Ellen E. Mack and Charles B. Wilson
✓ Although meningiomas are known to be induced by low doses of cranial irradiation, such as those given to treat tinea capitis, little experience has been reported on the induction of meningiomas by high-dose cranial irradiation. The authors describe a series of 10 patients with meningiomas and a previous history of high-dose radiation therapy, usually given for a primary brain tumor. Of the 10 patients, eight were female, three had multiple meningiomas, and the majority had other stigmata of previous radiation therapy. Eight meningiomas were examined pathologically and one-half were classified as either aggressive or atypical, or were noted to have a high bromodeoxyuridine labeling index. The average time from radiation therapy to diagnosis of a meningioma was 24 years (range 5 to 40 years), a shorter interval than that previously reported for meningiomas induced by lower doses of irradiation. Within this series, patient age at irradiation was significantly correlated with tumor latency; individuals who were younger at the time of radiation therapy had a shorter time to meningioma formation.
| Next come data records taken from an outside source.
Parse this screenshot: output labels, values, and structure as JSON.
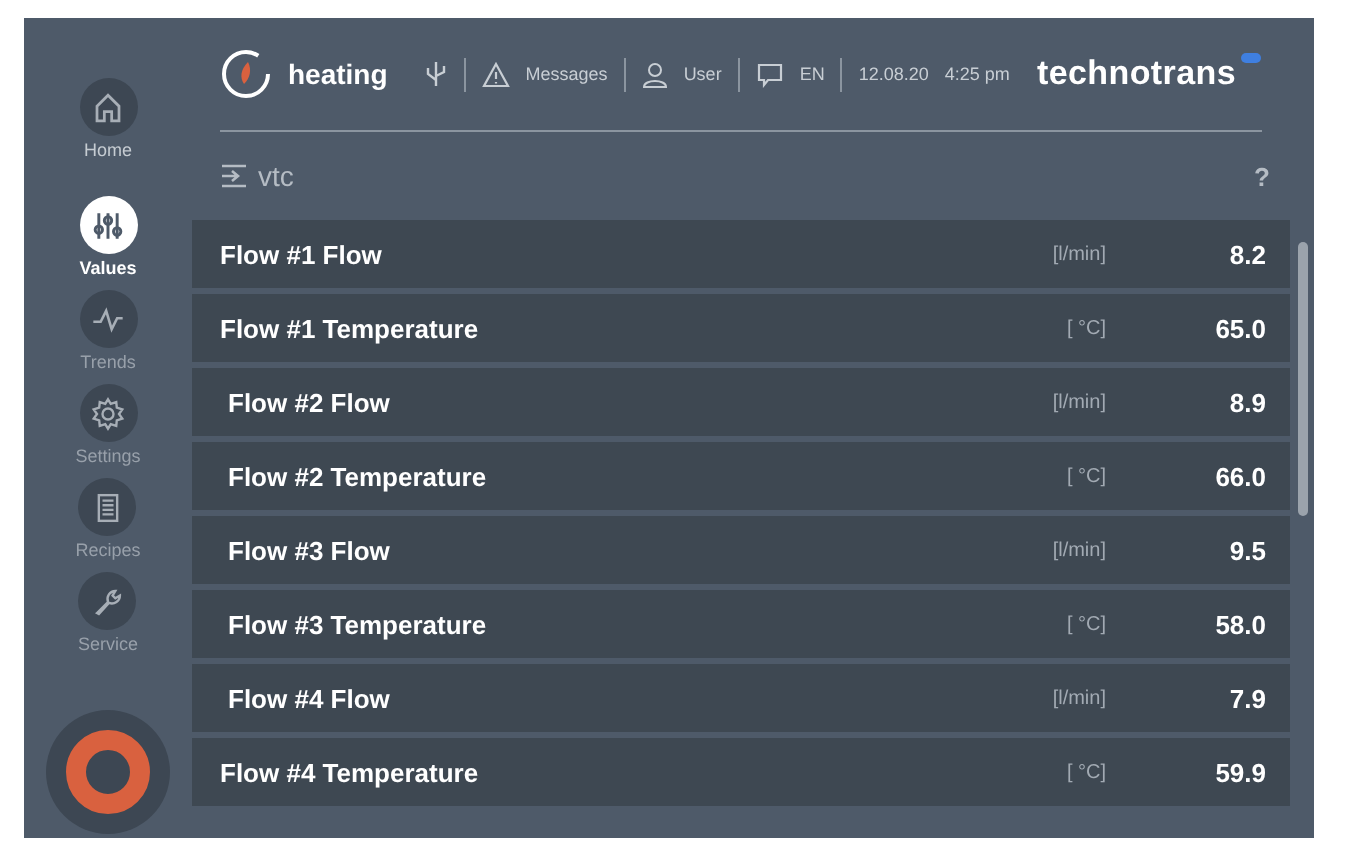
{
  "nav": [
    {
      "label": "Home",
      "kind": "home",
      "selected": false
    },
    {
      "label": "Values",
      "kind": "sliders",
      "selected": true
    },
    {
      "label": "Trends",
      "kind": "trend",
      "selected": false
    },
    {
      "label": "Settings",
      "kind": "gear",
      "selected": false
    },
    {
      "label": "Recipes",
      "kind": "doc",
      "selected": false
    },
    {
      "label": "Service",
      "kind": "wrench",
      "selected": false
    }
  ],
  "header": {
    "mode": "heating",
    "messages": "Messages",
    "user": "User",
    "language": "EN",
    "date": "12.08.20",
    "time": "4:25 pm",
    "brand": "technotrans"
  },
  "section": {
    "title": "vtc",
    "help": "?"
  },
  "rows": [
    {
      "name": "Flow #1 Flow",
      "unit": "[l/min]",
      "value": "8.2"
    },
    {
      "name": "Flow #1 Temperature",
      "unit": "[ °C]",
      "value": "65.0"
    },
    {
      "name": "Flow #2 Flow",
      "unit": "[l/min]",
      "value": "8.9"
    },
    {
      "name": "Flow #2 Temperature",
      "unit": "[ °C]",
      "value": "66.0"
    },
    {
      "name": "Flow #3 Flow",
      "unit": "[l/min]",
      "value": "9.5"
    },
    {
      "name": "Flow #3 Temperature",
      "unit": "[ °C]",
      "value": "58.0"
    },
    {
      "name": "Flow #4 Flow",
      "unit": "[l/min]",
      "value": "7.9"
    },
    {
      "name": "Flow #4 Temperature",
      "unit": "[ °C]",
      "value": "59.9"
    }
  ]
}
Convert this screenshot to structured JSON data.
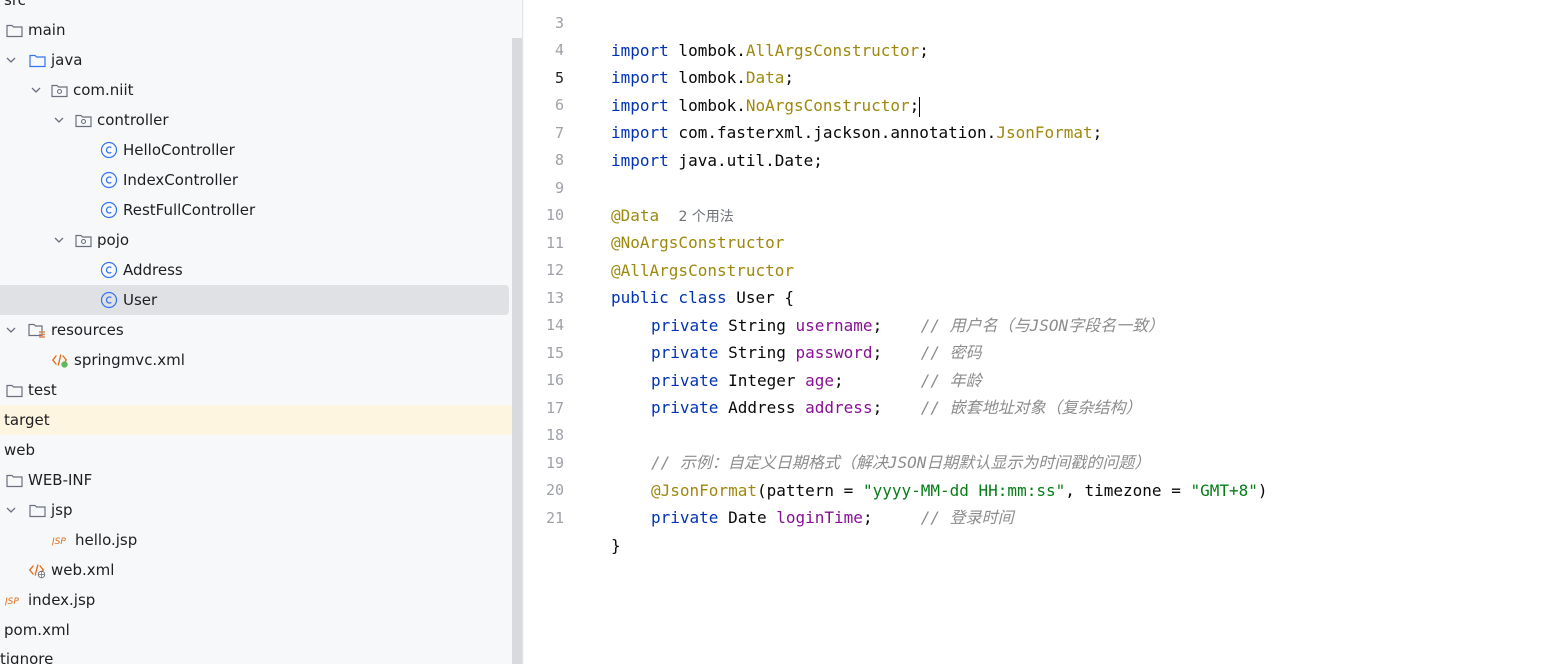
{
  "tree": {
    "items": [
      {
        "label": "src",
        "icon": "folder-icon"
      },
      {
        "label": "main",
        "icon": "folder-icon"
      },
      {
        "label": "java",
        "icon": "source-folder-icon"
      },
      {
        "label": "com.niit",
        "icon": "package-icon"
      },
      {
        "label": "controller",
        "icon": "package-icon"
      },
      {
        "label": "HelloController",
        "icon": "class-icon"
      },
      {
        "label": "IndexController",
        "icon": "class-icon"
      },
      {
        "label": "RestFullController",
        "icon": "class-icon"
      },
      {
        "label": "pojo",
        "icon": "package-icon"
      },
      {
        "label": "Address",
        "icon": "class-icon"
      },
      {
        "label": "User",
        "icon": "class-icon"
      },
      {
        "label": "resources",
        "icon": "resources-folder-icon"
      },
      {
        "label": "springmvc.xml",
        "icon": "spring-xml-icon"
      },
      {
        "label": "test",
        "icon": "folder-icon"
      },
      {
        "label": "target",
        "icon": "none"
      },
      {
        "label": "web",
        "icon": "none"
      },
      {
        "label": "WEB-INF",
        "icon": "folder-icon"
      },
      {
        "label": "jsp",
        "icon": "folder-icon"
      },
      {
        "label": "hello.jsp",
        "icon": "jsp-icon"
      },
      {
        "label": "web.xml",
        "icon": "web-xml-icon"
      },
      {
        "label": "index.jsp",
        "icon": "jsp-icon"
      },
      {
        "label": "pom.xml",
        "icon": "none"
      },
      {
        "label": "tignore",
        "icon": "none"
      }
    ]
  },
  "editor": {
    "hint": "2 个用法",
    "lines": [
      {
        "n": "3",
        "top": "import lombok.AllArgsConstructor;"
      },
      {
        "n": "4"
      },
      {
        "n": "5"
      },
      {
        "n": "6"
      },
      {
        "n": "7"
      },
      {
        "n": "8"
      },
      {
        "n": "9"
      },
      {
        "n": "10"
      },
      {
        "n": "11"
      },
      {
        "n": "12"
      },
      {
        "n": "13"
      },
      {
        "n": "14"
      },
      {
        "n": "15"
      },
      {
        "n": "16"
      },
      {
        "n": "17"
      },
      {
        "n": "18"
      },
      {
        "n": "19"
      },
      {
        "n": "20"
      },
      {
        "n": "21"
      }
    ],
    "tokens": {
      "l3_import": "import",
      "l3_rest": " lombok.",
      "l3_ann": "AllArgsConstructor",
      "l3_end": ";",
      "l4_import": "import",
      "l4_rest": " lombok.",
      "l4_ann": "Data",
      "l4_end": ";",
      "l5_import": "import",
      "l5_rest": " lombok.",
      "l5_ann": "NoArgsConstructor",
      "l5_end": ";",
      "l6_import": "import",
      "l6_rest": " com.fasterxml.jackson.annotation.",
      "l6_ann": "JsonFormat",
      "l6_end": ";",
      "l7_import": "import",
      "l7_rest": " java.util.Date;",
      "l9_ann": "@Data",
      "l10_ann": "@NoArgsConstructor",
      "l11_ann": "@AllArgsConstructor",
      "l12_kw": "public class",
      "l12_rest": " User {",
      "l13_kw": "private",
      "l13_type": " String ",
      "l13_fld": "username",
      "l13_semi": ";    ",
      "l13_cmt": "// 用户名（与JSON字段名一致）",
      "l14_kw": "private",
      "l14_type": " String ",
      "l14_fld": "password",
      "l14_semi": ";    ",
      "l14_cmt": "// 密码",
      "l15_kw": "private",
      "l15_type": " Integer ",
      "l15_fld": "age",
      "l15_semi": ";        ",
      "l15_cmt": "// 年龄",
      "l16_kw": "private",
      "l16_type": " Address ",
      "l16_fld": "address",
      "l16_semi": ";    ",
      "l16_cmt": "// 嵌套地址对象（复杂结构）",
      "l18_cmt": "// 示例：自定义日期格式（解决JSON日期默认显示为时间戳的问题）",
      "l19_ann": "@JsonFormat",
      "l19_a": "(pattern = ",
      "l19_s1": "\"yyyy-MM-dd HH:mm:ss\"",
      "l19_b": ", timezone = ",
      "l19_s2": "\"GMT+8\"",
      "l19_c": ")",
      "l20_kw": "private",
      "l20_type": " Date ",
      "l20_fld": "loginTime",
      "l20_semi": ";     ",
      "l20_cmt": "// 登录时间",
      "l21": "}"
    }
  },
  "colors": {
    "keyword": "#0033b3",
    "annotation": "#9e880d",
    "field": "#871094",
    "string": "#067d17",
    "comment": "#8c8c8c",
    "selection": "#dfe1e5",
    "target_highlight": "#fdf5e0"
  }
}
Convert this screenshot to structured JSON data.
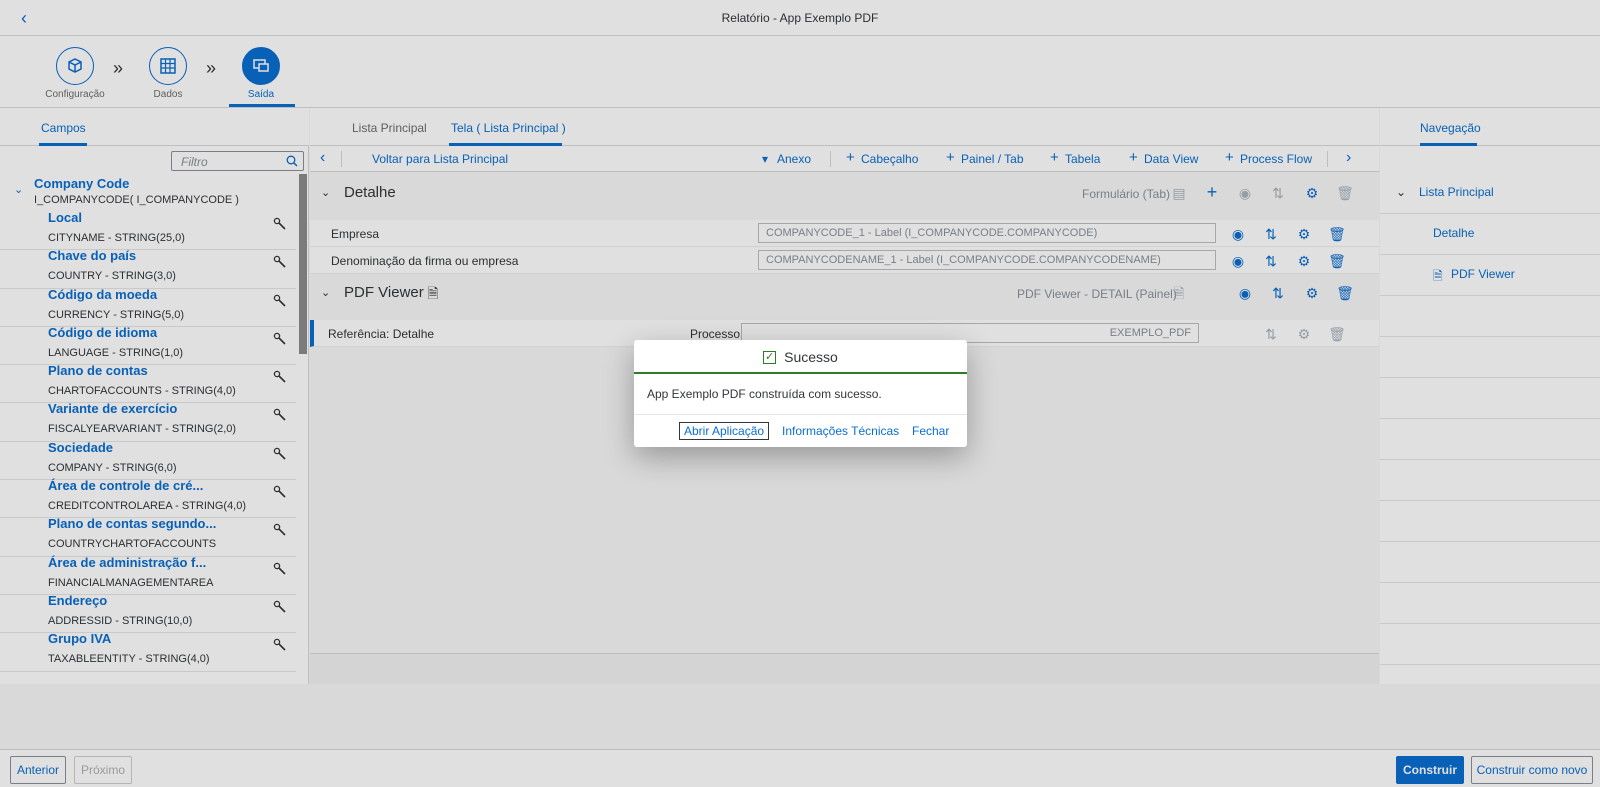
{
  "shell": {
    "title": "Relatório - App Exemplo PDF"
  },
  "wizard": {
    "steps": [
      {
        "label": "Configuração",
        "icon": "cube-icon"
      },
      {
        "label": "Dados",
        "icon": "table-grid-icon"
      },
      {
        "label": "Saída",
        "icon": "display-icon"
      }
    ]
  },
  "left_tabs": {
    "fields": "Campos"
  },
  "center_tabs": {
    "main_list": "Lista Principal",
    "screen": "Tela ( Lista Principal )"
  },
  "right_tabs": {
    "navigation": "Navegação"
  },
  "left": {
    "filter_placeholder": "Filtro",
    "root_title": "Company Code",
    "root_sub": "I_COMPANYCODE( I_COMPANYCODE )",
    "fields": [
      {
        "name": "Local",
        "type": "CITYNAME - STRING(25,0)"
      },
      {
        "name": "Chave do país",
        "type": "COUNTRY - STRING(3,0)"
      },
      {
        "name": "Código da moeda",
        "type": "CURRENCY - STRING(5,0)"
      },
      {
        "name": "Código de idioma",
        "type": "LANGUAGE - STRING(1,0)"
      },
      {
        "name": "Plano de contas",
        "type": "CHARTOFACCOUNTS - STRING(4,0)"
      },
      {
        "name": "Variante de exercício",
        "type": "FISCALYEARVARIANT - STRING(2,0)"
      },
      {
        "name": "Sociedade",
        "type": "COMPANY - STRING(6,0)"
      },
      {
        "name": "Área de controle de cré...",
        "type": "CREDITCONTROLAREA - STRING(4,0)"
      },
      {
        "name": "Plano de contas segundo...",
        "type": "COUNTRYCHARTOFACCOUNTS"
      },
      {
        "name": "Área de administração f...",
        "type": "FINANCIALMANAGEMENTAREA"
      },
      {
        "name": "Endereço",
        "type": "ADDRESSID - STRING(10,0)"
      },
      {
        "name": "Grupo IVA",
        "type": "TAXABLEENTITY - STRING(4,0)"
      }
    ]
  },
  "toolbar": {
    "back": "Voltar para Lista Principal",
    "attachment": "Anexo",
    "header": "Cabeçalho",
    "panel": "Painel / Tab",
    "table": "Tabela",
    "data_view": "Data View",
    "process_flow": "Process Flow"
  },
  "sections": {
    "detail_title": "Detalhe",
    "detail_type": "Formulário (Tab)",
    "rows": [
      {
        "label": "Empresa",
        "value": "COMPANYCODE_1 - Label (I_COMPANYCODE.COMPANYCODE)"
      },
      {
        "label": "Denominação da firma ou empresa",
        "value": "COMPANYCODENAME_1 - Label (I_COMPANYCODE.COMPANYCODENAME)"
      }
    ],
    "pdf_title": "PDF Viewer",
    "pdf_type": "PDF Viewer - DETAIL (Painel)",
    "ref_label": "Referência: Detalhe",
    "ref_process": "Processo",
    "ref_value": "EXEMPLO_PDF"
  },
  "right": {
    "items": [
      "Lista Principal",
      "Detalhe",
      "PDF Viewer"
    ]
  },
  "footer": {
    "previous": "Anterior",
    "next": "Próximo",
    "build": "Construir",
    "build_new": "Construir como novo"
  },
  "dialog": {
    "title": "Sucesso",
    "message": "App Exemplo PDF construída com sucesso.",
    "open_app": "Abrir Aplicação",
    "tech_info": "Informações Técnicas",
    "close": "Fechar"
  },
  "colors": {
    "accent": "#0a6ed1",
    "success": "#2b7d2b"
  }
}
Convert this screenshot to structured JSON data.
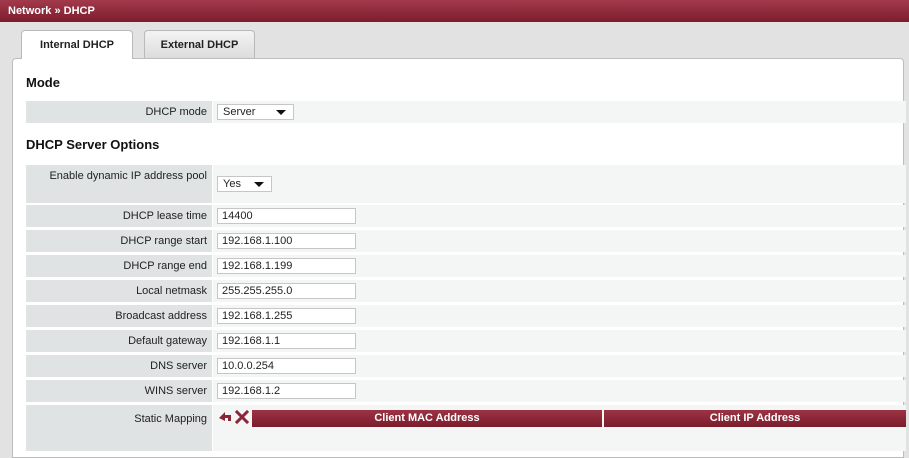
{
  "breadcrumb": "Network » DHCP",
  "tabs": [
    {
      "label": "Internal DHCP",
      "active": true
    },
    {
      "label": "External DHCP",
      "active": false
    }
  ],
  "mode_section": {
    "title": "Mode",
    "dhcp_mode": {
      "label": "DHCP mode",
      "value": "Server"
    }
  },
  "server_section": {
    "title": "DHCP Server Options",
    "dynamic_pool": {
      "label": "Enable dynamic IP address pool",
      "value": "Yes"
    },
    "fields": [
      {
        "label": "DHCP lease time",
        "value": "14400"
      },
      {
        "label": "DHCP range start",
        "value": "192.168.1.100"
      },
      {
        "label": "DHCP range end",
        "value": "192.168.1.199"
      },
      {
        "label": "Local netmask",
        "value": "255.255.255.0"
      },
      {
        "label": "Broadcast address",
        "value": "192.168.1.255"
      },
      {
        "label": "Default gateway",
        "value": "192.168.1.1"
      },
      {
        "label": "DNS server",
        "value": "10.0.0.254"
      },
      {
        "label": "WINS server",
        "value": "192.168.1.2"
      }
    ],
    "static_mapping": {
      "label": "Static Mapping",
      "columns": [
        "Client MAC Address",
        "Client IP Address"
      ],
      "icons": [
        "add-mapping-icon",
        "delete-mapping-icon"
      ]
    }
  },
  "colors": {
    "accent": "#8b2636",
    "row_label_bg": "#dfe3e3",
    "row_field_bg": "#f4f6f6"
  }
}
The latency of meningioma formation is therefore influenced by both the radiation dose and the age of the patient at irradiation.